5 Tips For Managing The Email Deluge
Ever find yourself thinking, “I need more email”? Ever feel disappointed because you don’t get enough in your inbox?
I didn’t think so. Personally, I get between 200-300 emails a day, as many of you likely also do. That’s enough email to completely paralyze you if you can’t deal with the volume effectively. You could spend your entire day working through your inbox, at the expense of the action items you actually have to do.
1. Read once
Ever find yourself reading an email, realizing you’re not sure what to do with it or that you don’t have time to deal with it, and just moving on to the next thing in your inbox? I know I have. Unfortunately, that leads to your inbox becoming a repository for difficult email, not a true inbox.
Try to force yourself to only read emails once. Once I’ve read an email, I take a leaf out of Getting Things Done (affiliate link) by David Allen and take one of several actions:
- Deal with it – if it’s going to take less than two minutes to handle, just do it
- Schedule it – file it in an “action” category and book time in my calendar to deal with it
- Delegate it – assign it to someone on the team to handle
- File it “to read” – lots of items are sent as “FYI.” I file these in an “information” category for review when I have time. This is a recent addition for me, as I was finding my “action” category was getting clogged with dozens and dozens of action items (thanks to the book Workarounds That Work (affiliate link) by Russell Bishop)
- Archive it – file it in an archive folder for future reference
- Delete it – get it out of the inbox to keep things manageable
2. Pay attention to the “To:” line
The body of the email isn’t the only part that sends a message – the address fields also send a message.
If I see that I’m in the “To:” line of an email, I pay attention and look for action items. If I see that I’m in the “cc:” field on an email, I treat the email as an FYI and review when I have time. (In some workplaces, this may require a little expectation-setting with colleagues)
3. Ensure the subject line is relevant
This is an are where I know I need to improve – ensuring that the title of an email remains relevant to the conversation. In the past I’ve sent far too many emails with “FYI” as a title. It could be worse (at least the recipient knows it’s not urgent) but it would be better if it read “FYI – media coverage of XYZ”, “Deadline: Need feedback by Feb 18” or the like.
In cases where the topic of the email changes during the email chain, change the title!
Keeping the subject relevant lets recipients know what the email is about, and whether they need to pay attention to it.
4. Avoid “reply all”
Does everyone in the email chain need to be on it? If you don’t need to include everyone on a reply, do them a favour and remove the unnecessary people from the chain. No-one sits there waiting for the next group discussion to erupt; you’ll also find that you get fewer emails as a result, as there are fewer other people to hit “reply all” at their end.
5. Default to other media
Many of us co-locate in offices for a reason. Other forms of communication are richer and offer more cues than email. If you have the option, walk over and talk to someone, or pick up the phone and call them. Not only will you cut down on email, you’ll get things done quicker.

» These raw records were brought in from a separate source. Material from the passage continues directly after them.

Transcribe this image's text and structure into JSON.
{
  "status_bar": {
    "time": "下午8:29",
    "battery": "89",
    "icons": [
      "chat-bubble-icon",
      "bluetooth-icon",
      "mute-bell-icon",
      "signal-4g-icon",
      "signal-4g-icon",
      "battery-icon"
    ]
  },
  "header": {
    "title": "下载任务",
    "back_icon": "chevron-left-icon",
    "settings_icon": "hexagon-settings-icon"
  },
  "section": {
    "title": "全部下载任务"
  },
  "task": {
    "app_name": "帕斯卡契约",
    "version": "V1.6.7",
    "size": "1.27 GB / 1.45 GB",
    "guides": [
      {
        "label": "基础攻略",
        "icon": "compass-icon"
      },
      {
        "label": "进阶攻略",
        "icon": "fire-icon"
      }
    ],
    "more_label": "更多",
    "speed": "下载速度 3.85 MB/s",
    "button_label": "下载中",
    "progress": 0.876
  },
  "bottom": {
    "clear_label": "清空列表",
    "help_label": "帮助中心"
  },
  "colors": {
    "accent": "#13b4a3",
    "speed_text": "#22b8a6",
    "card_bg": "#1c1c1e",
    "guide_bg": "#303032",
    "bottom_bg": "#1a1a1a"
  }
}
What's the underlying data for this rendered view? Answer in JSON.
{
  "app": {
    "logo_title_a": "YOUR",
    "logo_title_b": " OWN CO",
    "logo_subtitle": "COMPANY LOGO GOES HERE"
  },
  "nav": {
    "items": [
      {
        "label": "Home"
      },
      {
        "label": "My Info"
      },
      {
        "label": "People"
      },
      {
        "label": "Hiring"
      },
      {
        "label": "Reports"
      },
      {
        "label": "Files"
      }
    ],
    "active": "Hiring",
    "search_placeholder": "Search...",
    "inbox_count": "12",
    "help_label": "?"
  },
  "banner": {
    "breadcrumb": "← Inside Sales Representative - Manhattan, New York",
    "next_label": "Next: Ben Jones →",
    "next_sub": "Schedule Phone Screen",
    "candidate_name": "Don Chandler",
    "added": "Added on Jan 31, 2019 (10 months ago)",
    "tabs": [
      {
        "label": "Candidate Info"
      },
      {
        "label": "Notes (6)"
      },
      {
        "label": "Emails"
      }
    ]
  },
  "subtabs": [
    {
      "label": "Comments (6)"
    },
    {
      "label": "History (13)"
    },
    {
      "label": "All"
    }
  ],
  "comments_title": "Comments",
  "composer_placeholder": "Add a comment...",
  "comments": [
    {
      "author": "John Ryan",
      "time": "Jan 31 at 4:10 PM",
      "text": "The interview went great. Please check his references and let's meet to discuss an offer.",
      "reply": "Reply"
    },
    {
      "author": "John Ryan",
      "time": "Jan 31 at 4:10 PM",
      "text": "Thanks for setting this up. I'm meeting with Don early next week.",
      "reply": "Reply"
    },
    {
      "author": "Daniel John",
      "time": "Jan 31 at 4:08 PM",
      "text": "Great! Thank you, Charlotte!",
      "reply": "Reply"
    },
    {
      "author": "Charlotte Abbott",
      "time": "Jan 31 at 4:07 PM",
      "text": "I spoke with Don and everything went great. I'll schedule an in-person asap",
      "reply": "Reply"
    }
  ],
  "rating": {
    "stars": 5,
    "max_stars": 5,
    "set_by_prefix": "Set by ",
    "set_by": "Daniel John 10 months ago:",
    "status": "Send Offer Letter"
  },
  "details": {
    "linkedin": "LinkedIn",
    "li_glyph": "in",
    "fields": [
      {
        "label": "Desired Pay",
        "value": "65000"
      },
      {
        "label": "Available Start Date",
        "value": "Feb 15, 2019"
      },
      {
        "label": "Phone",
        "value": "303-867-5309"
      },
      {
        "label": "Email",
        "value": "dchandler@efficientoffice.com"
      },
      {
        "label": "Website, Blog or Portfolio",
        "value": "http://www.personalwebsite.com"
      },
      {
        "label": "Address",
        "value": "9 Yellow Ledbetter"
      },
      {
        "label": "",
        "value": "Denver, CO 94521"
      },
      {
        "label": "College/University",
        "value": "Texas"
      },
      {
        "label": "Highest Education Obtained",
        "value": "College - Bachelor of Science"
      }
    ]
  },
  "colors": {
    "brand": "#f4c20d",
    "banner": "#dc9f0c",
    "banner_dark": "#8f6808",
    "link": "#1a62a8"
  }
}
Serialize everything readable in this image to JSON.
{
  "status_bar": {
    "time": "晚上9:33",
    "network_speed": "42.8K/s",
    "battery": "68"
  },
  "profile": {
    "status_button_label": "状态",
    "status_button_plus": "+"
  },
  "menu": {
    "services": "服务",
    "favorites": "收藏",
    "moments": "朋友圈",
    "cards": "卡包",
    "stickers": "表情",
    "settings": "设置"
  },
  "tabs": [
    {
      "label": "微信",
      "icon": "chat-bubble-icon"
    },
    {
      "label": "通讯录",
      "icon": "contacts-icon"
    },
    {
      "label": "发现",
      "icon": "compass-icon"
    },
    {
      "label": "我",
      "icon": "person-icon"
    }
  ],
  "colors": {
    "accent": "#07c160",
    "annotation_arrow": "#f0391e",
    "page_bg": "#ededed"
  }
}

This is especially important when something is urgent. Email is an asynchronous medium – it can be read later. In fact, it’s intended for that. I spend a large proportion of my time in meetings and not checking email. In that situation, an urgent request is likely to go unheard. If you need to reach someone urgently, pick up the phone or walk over to them. Don’t rely on them checking email constantly.
I know my system isn’t perfect, and I still struggle with the email deluge on a daily basis. You likely have your own way of managing the volume. What tips would you add to the list?